■ **Records from a data source**:
- Opening Delimiter -

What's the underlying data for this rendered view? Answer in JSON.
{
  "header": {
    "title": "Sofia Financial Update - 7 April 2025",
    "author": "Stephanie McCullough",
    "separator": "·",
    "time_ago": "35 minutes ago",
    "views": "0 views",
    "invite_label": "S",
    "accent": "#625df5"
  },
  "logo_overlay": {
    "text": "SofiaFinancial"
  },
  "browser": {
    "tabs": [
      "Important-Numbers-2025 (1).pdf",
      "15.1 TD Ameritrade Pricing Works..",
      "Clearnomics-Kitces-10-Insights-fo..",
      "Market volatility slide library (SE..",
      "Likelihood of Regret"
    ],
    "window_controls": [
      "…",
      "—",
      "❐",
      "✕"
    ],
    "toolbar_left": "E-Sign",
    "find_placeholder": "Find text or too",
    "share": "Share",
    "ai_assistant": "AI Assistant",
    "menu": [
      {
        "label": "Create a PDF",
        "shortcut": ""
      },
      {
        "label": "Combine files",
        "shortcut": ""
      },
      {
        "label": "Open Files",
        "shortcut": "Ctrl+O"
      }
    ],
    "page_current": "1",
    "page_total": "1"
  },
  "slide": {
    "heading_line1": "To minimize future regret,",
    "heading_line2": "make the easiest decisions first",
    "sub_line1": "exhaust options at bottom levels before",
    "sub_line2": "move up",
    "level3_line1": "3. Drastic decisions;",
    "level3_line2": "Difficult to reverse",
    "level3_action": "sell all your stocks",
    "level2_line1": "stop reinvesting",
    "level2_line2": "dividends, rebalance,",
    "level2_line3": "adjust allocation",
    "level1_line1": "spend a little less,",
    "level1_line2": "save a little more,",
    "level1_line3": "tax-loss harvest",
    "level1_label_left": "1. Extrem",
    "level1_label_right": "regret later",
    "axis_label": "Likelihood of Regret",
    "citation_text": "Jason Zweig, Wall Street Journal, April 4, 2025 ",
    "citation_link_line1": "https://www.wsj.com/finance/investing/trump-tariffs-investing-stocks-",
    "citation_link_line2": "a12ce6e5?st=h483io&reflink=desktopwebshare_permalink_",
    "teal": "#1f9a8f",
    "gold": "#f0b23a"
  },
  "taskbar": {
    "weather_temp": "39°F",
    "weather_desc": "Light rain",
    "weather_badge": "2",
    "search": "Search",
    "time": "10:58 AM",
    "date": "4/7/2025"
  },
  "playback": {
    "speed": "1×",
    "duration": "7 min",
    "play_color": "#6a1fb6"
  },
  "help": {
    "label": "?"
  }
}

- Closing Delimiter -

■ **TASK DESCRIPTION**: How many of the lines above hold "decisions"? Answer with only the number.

■ **RESPONSE TO THE TASK**: 2